(Collected data)
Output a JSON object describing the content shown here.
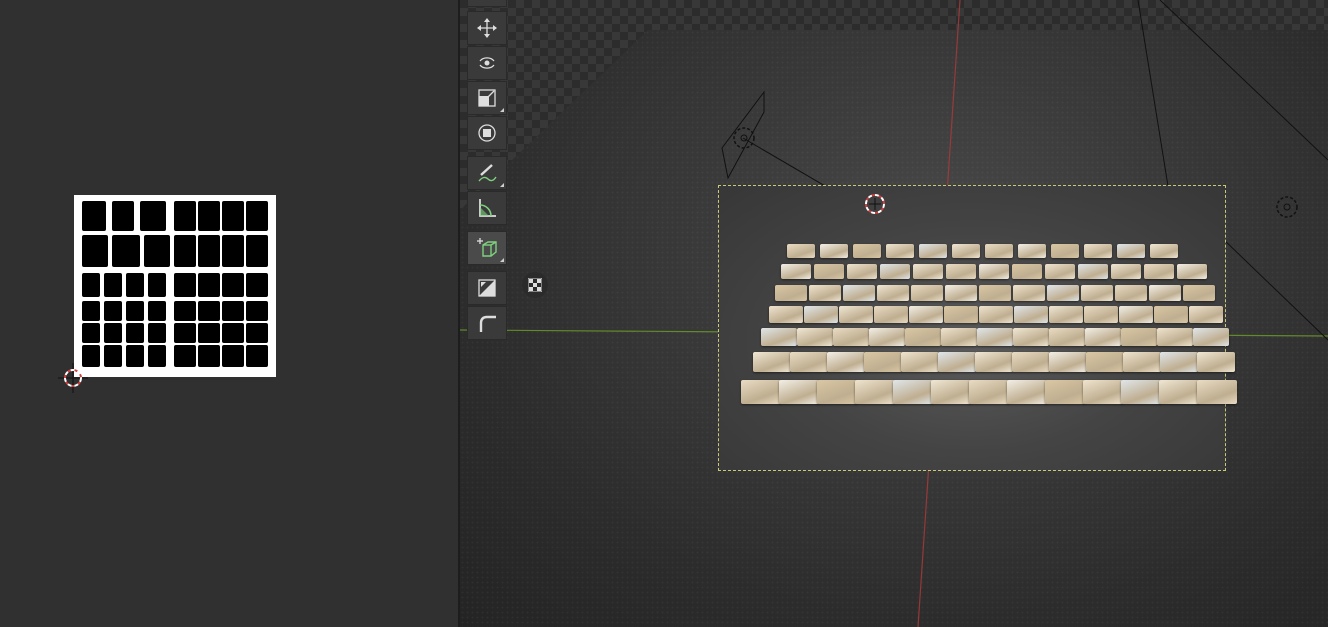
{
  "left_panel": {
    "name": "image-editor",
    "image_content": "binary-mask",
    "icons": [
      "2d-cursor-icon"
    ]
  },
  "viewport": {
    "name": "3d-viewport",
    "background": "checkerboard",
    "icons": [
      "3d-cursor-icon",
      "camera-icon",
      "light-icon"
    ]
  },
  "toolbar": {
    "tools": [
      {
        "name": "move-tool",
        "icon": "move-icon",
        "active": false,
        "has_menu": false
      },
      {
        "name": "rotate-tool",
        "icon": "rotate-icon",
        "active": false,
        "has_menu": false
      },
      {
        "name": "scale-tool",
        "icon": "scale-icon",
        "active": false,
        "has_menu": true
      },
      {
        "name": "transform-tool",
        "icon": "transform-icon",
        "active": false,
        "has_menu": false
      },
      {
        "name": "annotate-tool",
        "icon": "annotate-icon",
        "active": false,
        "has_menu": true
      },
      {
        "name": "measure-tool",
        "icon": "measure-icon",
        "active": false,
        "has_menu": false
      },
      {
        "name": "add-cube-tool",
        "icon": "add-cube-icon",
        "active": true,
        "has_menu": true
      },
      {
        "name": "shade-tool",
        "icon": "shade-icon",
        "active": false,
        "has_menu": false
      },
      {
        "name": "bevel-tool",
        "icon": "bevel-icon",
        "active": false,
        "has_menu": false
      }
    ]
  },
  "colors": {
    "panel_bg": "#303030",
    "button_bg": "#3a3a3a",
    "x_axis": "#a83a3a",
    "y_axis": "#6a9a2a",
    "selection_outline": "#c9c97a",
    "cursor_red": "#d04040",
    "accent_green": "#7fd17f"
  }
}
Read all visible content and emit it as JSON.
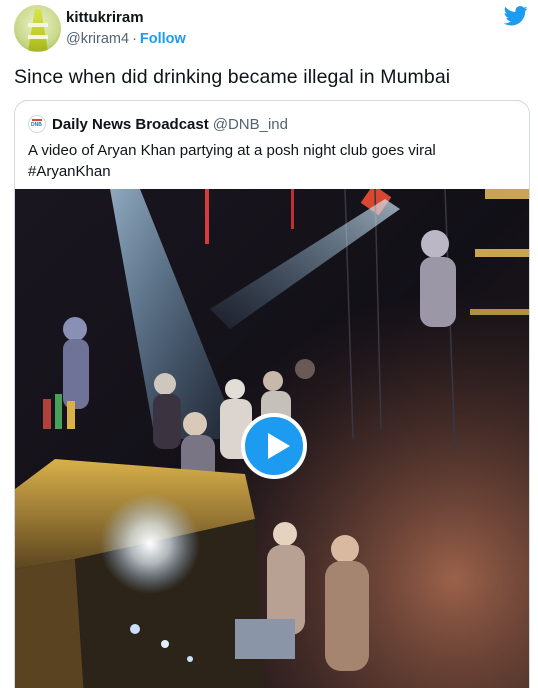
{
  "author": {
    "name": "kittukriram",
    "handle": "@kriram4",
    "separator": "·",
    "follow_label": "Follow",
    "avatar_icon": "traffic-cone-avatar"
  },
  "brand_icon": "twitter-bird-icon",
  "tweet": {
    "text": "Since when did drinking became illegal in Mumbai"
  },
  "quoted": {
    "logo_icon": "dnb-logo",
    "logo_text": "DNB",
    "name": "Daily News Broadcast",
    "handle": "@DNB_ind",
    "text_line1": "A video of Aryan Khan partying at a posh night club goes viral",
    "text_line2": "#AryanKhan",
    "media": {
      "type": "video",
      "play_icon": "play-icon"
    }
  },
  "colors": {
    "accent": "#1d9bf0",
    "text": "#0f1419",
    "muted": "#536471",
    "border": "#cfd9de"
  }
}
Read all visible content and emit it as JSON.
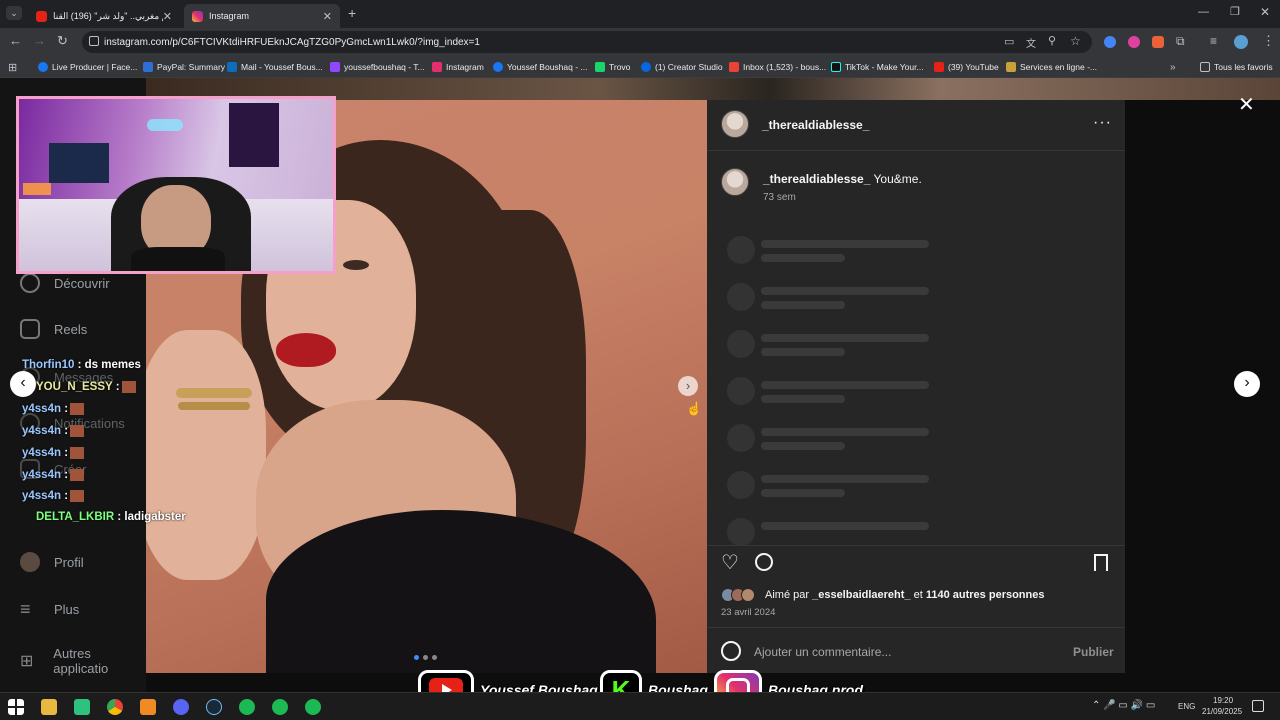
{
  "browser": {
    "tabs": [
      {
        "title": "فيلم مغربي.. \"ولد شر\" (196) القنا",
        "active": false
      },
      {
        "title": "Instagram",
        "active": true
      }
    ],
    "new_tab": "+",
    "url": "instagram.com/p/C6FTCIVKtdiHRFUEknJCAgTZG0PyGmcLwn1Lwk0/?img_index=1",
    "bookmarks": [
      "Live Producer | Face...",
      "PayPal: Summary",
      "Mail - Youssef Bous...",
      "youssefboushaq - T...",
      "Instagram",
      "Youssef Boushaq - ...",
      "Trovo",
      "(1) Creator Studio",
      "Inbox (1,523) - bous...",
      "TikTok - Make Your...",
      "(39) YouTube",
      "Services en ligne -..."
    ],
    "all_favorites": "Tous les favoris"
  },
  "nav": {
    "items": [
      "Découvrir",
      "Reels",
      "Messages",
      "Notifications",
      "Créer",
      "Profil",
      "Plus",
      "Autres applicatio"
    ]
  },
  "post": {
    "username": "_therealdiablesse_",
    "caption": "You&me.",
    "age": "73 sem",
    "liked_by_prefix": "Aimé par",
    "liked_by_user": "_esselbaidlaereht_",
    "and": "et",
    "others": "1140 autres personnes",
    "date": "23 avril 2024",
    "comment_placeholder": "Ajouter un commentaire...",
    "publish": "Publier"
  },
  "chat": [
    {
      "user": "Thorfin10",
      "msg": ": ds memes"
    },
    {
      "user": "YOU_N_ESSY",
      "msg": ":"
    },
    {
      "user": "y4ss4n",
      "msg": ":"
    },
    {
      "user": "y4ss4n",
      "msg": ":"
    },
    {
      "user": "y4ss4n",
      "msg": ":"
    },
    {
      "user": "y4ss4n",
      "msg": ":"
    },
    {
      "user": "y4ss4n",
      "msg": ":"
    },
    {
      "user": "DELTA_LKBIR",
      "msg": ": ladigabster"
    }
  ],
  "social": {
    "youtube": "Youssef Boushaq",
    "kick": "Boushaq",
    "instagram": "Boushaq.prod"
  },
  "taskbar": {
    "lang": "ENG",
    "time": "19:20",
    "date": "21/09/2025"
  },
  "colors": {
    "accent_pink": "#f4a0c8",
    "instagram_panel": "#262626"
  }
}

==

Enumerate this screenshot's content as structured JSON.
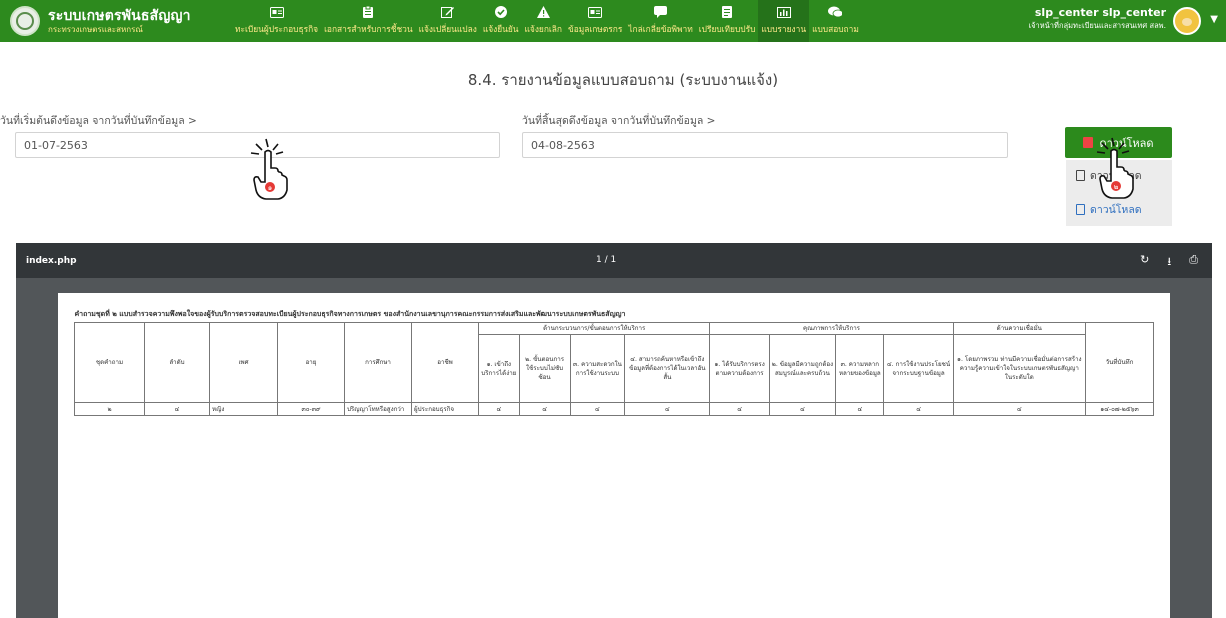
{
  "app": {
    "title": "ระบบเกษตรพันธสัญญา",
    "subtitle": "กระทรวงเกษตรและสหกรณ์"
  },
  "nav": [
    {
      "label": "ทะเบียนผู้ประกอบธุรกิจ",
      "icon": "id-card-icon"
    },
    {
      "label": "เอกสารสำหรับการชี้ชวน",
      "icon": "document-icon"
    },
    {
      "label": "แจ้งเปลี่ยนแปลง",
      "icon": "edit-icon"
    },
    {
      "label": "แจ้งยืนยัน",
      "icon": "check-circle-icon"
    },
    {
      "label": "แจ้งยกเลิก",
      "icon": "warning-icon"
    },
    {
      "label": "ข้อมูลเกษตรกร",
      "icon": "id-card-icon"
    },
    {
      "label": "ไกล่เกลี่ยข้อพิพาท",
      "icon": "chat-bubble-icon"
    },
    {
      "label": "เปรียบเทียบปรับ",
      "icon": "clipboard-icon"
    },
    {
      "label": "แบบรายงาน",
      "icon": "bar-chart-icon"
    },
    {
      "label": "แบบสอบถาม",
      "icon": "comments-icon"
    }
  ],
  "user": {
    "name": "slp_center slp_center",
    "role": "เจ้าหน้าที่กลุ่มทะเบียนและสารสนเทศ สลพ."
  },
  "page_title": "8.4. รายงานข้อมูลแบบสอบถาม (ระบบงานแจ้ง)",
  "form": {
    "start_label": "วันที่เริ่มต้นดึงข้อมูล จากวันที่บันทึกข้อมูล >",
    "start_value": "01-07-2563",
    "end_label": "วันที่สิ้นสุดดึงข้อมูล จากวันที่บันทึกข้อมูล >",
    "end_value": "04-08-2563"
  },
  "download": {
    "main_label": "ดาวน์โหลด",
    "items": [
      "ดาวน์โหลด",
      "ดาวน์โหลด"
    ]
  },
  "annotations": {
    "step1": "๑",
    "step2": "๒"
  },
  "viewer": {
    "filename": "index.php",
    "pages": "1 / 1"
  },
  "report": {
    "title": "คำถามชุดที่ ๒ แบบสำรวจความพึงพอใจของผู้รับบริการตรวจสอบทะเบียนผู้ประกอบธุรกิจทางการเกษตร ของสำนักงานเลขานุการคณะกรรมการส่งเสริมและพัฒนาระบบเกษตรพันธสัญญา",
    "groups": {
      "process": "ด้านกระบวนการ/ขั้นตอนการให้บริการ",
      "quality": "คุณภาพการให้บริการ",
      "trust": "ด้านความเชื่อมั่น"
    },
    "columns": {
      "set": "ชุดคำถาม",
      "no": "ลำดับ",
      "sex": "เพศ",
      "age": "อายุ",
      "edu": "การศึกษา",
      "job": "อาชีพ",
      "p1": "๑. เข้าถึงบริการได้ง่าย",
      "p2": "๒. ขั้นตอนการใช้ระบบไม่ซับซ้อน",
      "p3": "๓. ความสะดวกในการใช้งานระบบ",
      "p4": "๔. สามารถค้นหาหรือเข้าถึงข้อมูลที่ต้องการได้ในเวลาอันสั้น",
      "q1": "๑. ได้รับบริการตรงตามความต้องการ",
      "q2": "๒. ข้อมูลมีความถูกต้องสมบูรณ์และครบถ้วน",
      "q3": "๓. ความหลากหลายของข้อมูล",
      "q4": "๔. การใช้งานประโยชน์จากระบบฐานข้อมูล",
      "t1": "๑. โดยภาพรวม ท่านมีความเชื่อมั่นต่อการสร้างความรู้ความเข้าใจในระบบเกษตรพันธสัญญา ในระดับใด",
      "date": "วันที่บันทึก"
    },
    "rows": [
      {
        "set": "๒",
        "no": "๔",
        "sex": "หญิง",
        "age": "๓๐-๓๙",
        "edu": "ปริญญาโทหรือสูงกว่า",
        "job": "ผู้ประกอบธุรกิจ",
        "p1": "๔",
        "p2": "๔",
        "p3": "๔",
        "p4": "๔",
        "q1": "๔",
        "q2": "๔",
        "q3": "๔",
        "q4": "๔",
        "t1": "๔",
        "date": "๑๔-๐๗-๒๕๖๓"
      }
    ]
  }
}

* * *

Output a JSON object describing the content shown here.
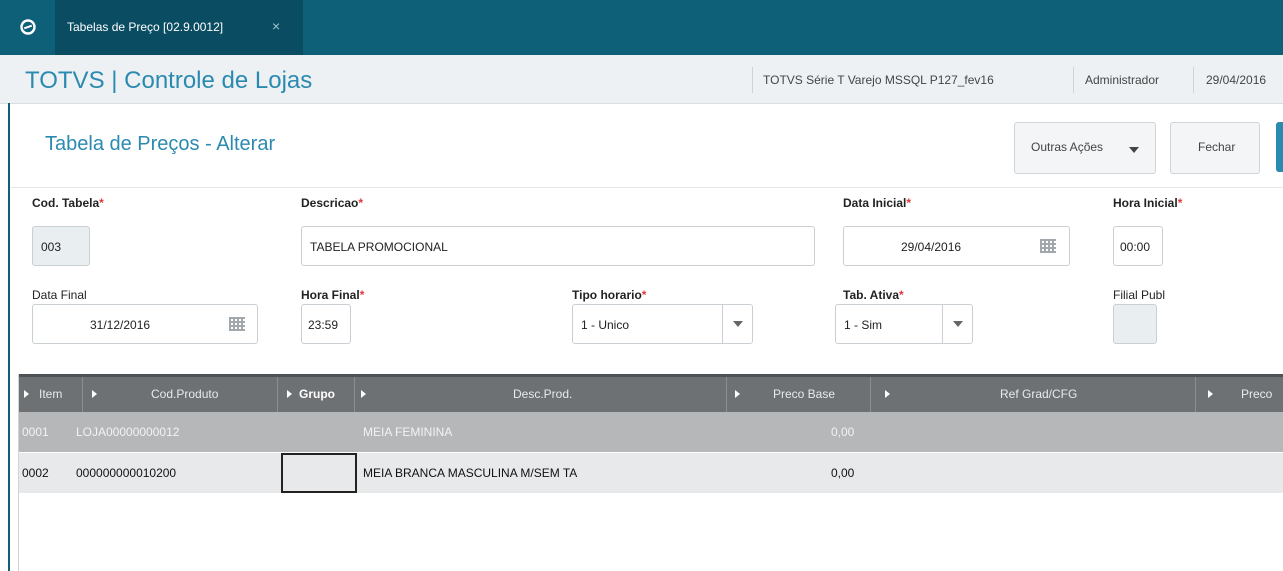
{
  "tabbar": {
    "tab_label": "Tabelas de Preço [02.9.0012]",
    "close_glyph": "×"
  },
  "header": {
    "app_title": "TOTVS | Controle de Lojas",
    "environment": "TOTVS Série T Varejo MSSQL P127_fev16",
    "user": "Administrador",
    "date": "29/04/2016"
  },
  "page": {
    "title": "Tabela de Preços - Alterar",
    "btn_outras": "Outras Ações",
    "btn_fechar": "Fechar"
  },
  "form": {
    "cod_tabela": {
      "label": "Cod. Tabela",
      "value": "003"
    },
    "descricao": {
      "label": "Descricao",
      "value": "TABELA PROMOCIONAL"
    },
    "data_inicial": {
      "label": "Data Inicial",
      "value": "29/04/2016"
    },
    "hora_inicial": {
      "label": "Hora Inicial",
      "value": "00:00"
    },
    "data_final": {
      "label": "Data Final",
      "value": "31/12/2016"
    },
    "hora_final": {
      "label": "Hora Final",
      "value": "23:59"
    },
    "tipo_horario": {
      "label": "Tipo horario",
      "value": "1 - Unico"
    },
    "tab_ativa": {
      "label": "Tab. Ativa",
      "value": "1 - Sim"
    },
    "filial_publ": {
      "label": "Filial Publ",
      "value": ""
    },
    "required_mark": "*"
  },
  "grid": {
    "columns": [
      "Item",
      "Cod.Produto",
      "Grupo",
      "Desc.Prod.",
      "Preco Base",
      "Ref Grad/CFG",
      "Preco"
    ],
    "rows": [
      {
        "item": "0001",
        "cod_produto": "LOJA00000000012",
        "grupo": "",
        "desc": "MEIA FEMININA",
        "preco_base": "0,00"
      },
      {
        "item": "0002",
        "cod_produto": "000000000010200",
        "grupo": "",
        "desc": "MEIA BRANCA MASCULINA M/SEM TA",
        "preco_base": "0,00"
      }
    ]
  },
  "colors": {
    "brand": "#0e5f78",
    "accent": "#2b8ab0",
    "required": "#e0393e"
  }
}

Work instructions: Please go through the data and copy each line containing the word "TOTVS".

Result for this task:
    "app_title": "TOTVS | Controle de Lojas",
    "environment": "TOTVS Série T Varejo MSSQL P127_fev16",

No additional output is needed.